    In the years that have followed her 2015 graduation from the Yale School of Art with a M.F.A in painting and printmaking, Self has garnered acclaim in the art world at a meteoric trajectory. Her distinctive style and captivating characters have graced the walls of notable venues who have honoured her with solo exhibitions. Most recently, this has included at Galerie Eva Prensenhuber in New York (7 November 2020 – 23 January 2021); the Institute of Contemporary Art/Boston (20 January – 12 July 2020); Pilar Corrias in London (2019); and the Yuz Museum in Shanghai (2018). Her works can be found in the permanent collections of the Hammer Museum, Los Angeles; Perez Art Museum Miamai; Rubell Family Collection, Miami; and the Astrup Fearnley Museum, Oslo. 

     

     

    Tschabalala Self, quoted in 'An Individual Is Made of Many Parts: Tschabalala Self Interviewed by Sasha Bonét', BOMB Magazine, 20 November 2018, online
    ii Tschabalala Self, 'Tschabalala Self by Herself', L’Officiel Art, 20 April 2018, online

     

     

    • Provenance

      Pilar Corrias, London
      Private Collection, Europe
      Acquired from the above by the present owner

    • Literature

      Tschabalala Self and L'Officiel Art Editorial, 'Black bodies matter: Tschabalala Self', L'Officiel Art, no. 25, May 2018, p. 41 (illustrated)

    • Artist Biography

      Tschabalala Self

      American • 1990

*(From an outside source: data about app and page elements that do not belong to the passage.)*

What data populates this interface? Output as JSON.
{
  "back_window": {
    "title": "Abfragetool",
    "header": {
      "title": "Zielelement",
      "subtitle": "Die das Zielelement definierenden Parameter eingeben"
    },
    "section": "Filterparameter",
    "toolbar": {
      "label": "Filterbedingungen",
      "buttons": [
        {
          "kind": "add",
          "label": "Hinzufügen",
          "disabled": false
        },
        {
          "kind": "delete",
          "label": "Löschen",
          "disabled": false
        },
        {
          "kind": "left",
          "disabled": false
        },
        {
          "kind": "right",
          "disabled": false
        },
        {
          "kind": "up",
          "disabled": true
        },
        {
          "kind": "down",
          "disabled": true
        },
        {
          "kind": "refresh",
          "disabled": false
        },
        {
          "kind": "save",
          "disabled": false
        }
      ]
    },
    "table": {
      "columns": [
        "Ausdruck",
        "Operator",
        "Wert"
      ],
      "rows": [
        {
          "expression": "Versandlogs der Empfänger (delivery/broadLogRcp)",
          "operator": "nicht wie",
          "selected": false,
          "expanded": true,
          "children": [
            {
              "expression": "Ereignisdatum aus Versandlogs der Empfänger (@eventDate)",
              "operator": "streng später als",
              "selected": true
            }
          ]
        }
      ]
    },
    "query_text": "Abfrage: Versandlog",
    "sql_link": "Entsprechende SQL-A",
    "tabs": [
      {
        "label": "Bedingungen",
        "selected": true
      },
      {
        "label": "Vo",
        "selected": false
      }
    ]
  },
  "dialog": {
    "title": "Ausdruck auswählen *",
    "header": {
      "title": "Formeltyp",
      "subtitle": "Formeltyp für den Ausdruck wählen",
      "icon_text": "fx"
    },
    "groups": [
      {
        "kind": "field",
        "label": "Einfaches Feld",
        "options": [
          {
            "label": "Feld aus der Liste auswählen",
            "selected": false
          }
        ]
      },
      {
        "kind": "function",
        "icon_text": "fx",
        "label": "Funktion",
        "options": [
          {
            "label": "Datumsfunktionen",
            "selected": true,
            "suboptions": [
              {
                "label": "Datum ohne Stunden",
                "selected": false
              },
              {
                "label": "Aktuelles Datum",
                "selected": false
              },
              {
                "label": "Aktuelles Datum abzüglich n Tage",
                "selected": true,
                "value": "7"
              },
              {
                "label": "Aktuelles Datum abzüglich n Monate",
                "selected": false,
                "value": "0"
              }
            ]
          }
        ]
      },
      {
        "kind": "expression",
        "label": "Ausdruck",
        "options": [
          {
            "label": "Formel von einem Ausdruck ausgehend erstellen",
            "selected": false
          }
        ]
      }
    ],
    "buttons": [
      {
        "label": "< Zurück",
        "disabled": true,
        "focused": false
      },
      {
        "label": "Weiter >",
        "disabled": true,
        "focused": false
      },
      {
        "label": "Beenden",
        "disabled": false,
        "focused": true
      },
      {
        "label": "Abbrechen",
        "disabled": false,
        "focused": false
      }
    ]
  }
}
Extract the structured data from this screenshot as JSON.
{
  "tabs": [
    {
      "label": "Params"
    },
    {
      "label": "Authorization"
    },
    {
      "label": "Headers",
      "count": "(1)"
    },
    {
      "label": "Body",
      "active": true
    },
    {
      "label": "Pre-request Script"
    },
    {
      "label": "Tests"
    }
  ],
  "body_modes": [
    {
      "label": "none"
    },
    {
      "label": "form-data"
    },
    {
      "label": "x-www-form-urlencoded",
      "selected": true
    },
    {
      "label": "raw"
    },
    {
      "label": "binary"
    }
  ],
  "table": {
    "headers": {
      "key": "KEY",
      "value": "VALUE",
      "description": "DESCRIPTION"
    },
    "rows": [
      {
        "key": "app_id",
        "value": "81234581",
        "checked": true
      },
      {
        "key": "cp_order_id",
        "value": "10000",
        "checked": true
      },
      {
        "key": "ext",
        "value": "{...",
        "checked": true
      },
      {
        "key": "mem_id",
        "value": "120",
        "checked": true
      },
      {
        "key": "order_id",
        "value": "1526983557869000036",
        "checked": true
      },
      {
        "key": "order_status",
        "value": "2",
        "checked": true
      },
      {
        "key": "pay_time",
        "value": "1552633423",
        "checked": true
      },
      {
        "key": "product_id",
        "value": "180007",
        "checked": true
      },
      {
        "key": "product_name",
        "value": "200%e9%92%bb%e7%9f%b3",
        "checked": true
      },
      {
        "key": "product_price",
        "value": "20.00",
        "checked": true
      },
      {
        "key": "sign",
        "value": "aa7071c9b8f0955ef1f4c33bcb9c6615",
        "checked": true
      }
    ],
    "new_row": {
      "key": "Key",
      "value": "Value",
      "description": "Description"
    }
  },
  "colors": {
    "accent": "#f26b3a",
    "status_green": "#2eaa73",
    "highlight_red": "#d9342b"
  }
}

      Harlem-born artist Tschabalala Self combines sewing, printing and painting in a singular style that speaks to her experience of contemporary black womanhood. Despite her extensive use of craft methods, Self considers herself to be a painter above all else. Her work is known for exaggerated colors and forms, allowing the personages within to “escape” from society’s narrow perceptions.

      Explaining her practice, the artist stated: “I hope to correct misconceptions propagated within and projected upon the Black body. Multiplicity and possibility are essential to my practice and general philosophy. My subjects are fully aware of their conspicuousness and are unmoved by the viewer. Their role is not to show, explain, or perform but rather ‘to be.’ In being, their presence is acknowledged and their significance felt. My project is committed to this exchange, for my own edification and for the edification of those who resemble me.”

      View More Works

4

KLK

signed and dated '2017 Tschabalala Self' on the overlap
acrylic, fabric and painted canvas on canvas
243.8 x 213.4 cm. (95 7/8 x 84 in.)
Executed in 2017.

Full Cataloguing

Estimate
HK$1,500,000 - 2,500,000 
€158,000-263,000
$192,000-321,000

Sold for HK$3,150,000

Contact Specialist

Charlotte Raybaud
Head of Evening Sale, 20th Century & Contemporary Art
[email protected]

20th Century & Contemporary Art Evening Sale in Association with Poly Auction

Hong Kong Auction 8 June 2021